Climate outlook for September to November

Issued 27 August 2015

Climate outlook overview

  • A wetter-than-average spring is more likely in western and central Australia, while in the east and north there is an equal chance of above or below average rainfall. Warmer nights are likely for most of Australia, with warmer days likely along the east coast and far southwest WA.
  • The current outlook reflects the record warm sea surface temperatures in the Indian Ocean, and the El Niño in the Pacific (see the climate influences section for more information).

Wetter in the west and centre

  • There is an increased chance of a wetter-than-average season over much of southern and central WA, the southern NT, SA and extending into parts of western NSW Victoria and Queensland. In far north Queensland, spring is likely to be drier than average. Most of eastern Australia has a roughly equal chance of a wetter or drier season.
  • The current outlook reflects the record warm sea surface temperatures in the Indian Ocean, and a strengthening El Niño in the Pacific.
  • Historical outlook accuracy for spring is moderate to high over most of Australia.

Warmer spring nights for most of the country

  • Spring days are likely to be warmer than average along the east coast and in far southwest WA. Small parts of WA and much of Victoria are likely to have cooler than normal spring days. Overnight temperatures are likely to be warmer than normal across much of the country except in the southeast where the chances are roughly equal.
  • Significantly warmer-than-average sea surface temperatures in the Indian Ocean and nearer the Australian coastline are likely influencing the warmer overnight temperatures expected for much of the country.
  • Maximum temperature accuracy is moderate to high over most of Australia, except for some small patches in WA, where accuracy is low to very low. Minimum temperature accuracy is moderate over much of the country but patchy in WA and parts of the northern tropics.

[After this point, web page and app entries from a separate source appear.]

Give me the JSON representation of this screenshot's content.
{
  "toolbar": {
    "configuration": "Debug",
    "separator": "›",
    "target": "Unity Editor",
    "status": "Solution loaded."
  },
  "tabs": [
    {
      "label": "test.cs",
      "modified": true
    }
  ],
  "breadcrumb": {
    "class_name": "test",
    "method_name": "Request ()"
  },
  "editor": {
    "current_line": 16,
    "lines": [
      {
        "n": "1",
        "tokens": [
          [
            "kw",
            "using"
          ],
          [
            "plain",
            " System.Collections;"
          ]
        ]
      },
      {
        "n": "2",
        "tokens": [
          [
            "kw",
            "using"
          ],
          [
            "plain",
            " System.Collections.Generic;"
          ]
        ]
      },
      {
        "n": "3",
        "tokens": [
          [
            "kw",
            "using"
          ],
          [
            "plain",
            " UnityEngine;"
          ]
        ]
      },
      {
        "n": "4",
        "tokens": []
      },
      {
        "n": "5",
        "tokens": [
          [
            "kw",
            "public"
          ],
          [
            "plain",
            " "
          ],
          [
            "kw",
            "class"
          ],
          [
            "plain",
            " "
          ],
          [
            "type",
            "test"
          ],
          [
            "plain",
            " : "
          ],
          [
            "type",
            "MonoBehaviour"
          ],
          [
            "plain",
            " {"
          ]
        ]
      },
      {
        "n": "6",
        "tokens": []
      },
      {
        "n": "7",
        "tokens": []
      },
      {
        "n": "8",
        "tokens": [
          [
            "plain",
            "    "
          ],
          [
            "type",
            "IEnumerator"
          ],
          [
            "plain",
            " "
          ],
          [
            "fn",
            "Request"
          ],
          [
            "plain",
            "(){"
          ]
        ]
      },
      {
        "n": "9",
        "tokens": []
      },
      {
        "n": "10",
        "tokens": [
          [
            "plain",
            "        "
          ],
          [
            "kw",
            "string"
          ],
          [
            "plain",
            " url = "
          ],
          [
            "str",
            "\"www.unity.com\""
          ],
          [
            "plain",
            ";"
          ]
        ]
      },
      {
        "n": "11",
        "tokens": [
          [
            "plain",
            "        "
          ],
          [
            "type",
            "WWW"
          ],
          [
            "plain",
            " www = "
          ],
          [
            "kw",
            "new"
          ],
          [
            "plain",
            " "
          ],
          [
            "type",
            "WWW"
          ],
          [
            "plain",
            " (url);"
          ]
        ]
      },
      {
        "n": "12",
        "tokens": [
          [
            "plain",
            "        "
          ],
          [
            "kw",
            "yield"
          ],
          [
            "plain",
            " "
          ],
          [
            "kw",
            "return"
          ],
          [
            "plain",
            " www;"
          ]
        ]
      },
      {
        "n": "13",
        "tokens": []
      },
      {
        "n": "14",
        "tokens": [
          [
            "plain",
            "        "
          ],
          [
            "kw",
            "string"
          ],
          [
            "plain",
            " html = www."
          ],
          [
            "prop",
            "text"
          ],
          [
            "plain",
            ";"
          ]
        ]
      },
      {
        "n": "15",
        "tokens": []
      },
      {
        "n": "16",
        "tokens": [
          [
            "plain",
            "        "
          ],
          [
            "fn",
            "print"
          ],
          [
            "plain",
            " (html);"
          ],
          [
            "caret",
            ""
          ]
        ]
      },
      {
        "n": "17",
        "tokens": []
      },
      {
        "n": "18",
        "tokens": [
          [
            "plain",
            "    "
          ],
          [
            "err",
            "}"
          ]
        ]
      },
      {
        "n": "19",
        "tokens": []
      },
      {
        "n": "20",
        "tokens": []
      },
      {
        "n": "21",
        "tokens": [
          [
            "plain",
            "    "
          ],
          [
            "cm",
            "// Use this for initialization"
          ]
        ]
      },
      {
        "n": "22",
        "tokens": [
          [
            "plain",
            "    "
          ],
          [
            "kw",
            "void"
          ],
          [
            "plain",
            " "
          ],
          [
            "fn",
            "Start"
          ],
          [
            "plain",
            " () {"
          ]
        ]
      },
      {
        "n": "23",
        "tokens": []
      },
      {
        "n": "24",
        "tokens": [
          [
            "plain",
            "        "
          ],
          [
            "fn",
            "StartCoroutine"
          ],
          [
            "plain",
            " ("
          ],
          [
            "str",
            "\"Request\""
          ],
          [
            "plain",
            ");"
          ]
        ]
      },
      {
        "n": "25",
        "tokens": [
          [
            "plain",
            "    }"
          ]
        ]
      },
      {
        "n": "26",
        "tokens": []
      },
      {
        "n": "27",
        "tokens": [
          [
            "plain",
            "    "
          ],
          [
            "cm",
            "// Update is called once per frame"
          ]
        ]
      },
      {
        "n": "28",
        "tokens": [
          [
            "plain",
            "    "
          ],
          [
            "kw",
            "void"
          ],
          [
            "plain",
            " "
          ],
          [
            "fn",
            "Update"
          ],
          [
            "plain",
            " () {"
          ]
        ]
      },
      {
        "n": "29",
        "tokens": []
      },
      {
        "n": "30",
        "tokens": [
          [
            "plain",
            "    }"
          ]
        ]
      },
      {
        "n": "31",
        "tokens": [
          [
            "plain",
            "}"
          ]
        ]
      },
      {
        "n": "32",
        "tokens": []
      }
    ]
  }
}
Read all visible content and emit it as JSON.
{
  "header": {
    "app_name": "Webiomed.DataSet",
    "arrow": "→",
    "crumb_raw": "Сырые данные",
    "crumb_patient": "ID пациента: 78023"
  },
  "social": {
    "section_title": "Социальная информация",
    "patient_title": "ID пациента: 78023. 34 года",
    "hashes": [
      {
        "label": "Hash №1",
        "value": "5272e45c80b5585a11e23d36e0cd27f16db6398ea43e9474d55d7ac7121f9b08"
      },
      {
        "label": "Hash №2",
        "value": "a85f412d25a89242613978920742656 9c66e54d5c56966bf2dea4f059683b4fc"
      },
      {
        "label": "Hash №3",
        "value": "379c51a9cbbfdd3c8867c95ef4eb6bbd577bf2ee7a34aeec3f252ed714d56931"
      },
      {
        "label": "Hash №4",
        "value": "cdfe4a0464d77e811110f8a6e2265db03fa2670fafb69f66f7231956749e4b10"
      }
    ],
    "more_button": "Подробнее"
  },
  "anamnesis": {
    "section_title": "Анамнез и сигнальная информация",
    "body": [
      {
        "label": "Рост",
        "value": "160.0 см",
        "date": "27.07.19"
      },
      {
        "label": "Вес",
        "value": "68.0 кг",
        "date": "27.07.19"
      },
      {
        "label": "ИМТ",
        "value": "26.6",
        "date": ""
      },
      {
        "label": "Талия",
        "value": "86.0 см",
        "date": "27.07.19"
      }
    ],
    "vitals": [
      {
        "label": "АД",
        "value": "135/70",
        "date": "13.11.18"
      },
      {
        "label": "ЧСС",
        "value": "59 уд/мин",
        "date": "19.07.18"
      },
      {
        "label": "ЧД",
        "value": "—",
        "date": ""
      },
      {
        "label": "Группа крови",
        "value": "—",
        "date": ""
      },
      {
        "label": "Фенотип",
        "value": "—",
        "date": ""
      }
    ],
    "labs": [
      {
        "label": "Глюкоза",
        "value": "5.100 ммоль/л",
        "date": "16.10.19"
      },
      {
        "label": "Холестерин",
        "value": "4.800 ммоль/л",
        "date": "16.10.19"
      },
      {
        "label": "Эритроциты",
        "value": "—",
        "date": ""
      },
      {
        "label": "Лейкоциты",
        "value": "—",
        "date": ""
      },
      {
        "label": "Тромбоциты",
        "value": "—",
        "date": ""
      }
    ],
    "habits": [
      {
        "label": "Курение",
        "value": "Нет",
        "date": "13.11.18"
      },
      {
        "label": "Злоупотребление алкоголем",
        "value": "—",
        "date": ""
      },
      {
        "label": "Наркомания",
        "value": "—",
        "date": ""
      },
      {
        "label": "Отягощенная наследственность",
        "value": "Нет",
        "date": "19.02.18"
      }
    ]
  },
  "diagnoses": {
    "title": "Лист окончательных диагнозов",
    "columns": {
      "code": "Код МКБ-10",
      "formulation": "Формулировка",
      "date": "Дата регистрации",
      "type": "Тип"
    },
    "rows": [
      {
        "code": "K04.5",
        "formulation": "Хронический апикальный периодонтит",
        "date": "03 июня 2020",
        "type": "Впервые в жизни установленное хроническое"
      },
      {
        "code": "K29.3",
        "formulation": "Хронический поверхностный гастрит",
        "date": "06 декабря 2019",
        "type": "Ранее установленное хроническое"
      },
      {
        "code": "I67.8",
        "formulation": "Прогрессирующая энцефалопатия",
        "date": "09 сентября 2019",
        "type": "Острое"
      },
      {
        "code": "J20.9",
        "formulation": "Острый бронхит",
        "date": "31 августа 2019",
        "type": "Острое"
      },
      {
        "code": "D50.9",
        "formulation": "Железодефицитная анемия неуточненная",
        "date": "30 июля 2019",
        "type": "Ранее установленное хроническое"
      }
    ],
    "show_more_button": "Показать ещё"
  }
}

Climate influences

  • El Niño persists in the tropical Pacific Ocean. El Niño is usually associated with below-average winter–spring rainfall over the eastern half of Australia, with 17 of the 26 events since 1900 resulting in widespread drought for Australia. However, the combination of El Niño with the record warm sea surface temperature (SST) pattern in the Indian Ocean is producing roughly equal chances of a wetter or drier three months in the eastern half of the country, and increasing the chances of above-average rainfall across WA, SA and central Australia. This pattern of SSTs in the Pacific and Indian oceans partially resembles the 1997–98 El Niño, also a strong event, but with only minor impacts on Australian rainfall patterns. The combination of a warm tropical Pacific and warm Indian Ocean represents an unusual set of circumstances.
  • Climate models suggest that El Niño is likely to peak towards the end of 2015, weakening in the first quarter of next year. At this time of year, models have little skill forecasting beyond the following autumn, the typical El Niño-Southern Oscillation transition period.
  • The Indian Ocean Dipole (IOD) is currently neutral. Three out of five international models suggest an increased chance of a positive IOD event developing during spring, with the other two maintaining mostly neutral outlooks. Recent values of the index have been near the positive IOD threshold, however these values would have to be sustained for several more weeks for a positive IOD event to become officially established. Positive IOD events are typically associated with decreased winter–spring rainfall over southern and central Australia, however the widespread warmth across the Indian Ocean basin may offset this historical influence.
  • Bureau climatologists continually monitor the climate for any significant developments, with information on El Niño/La Niña and IOD events available fortnightly via the ENSO Wrap-Up. For a summary of Pacific and Indian Ocean outlooks, please see the Climate Model Summary.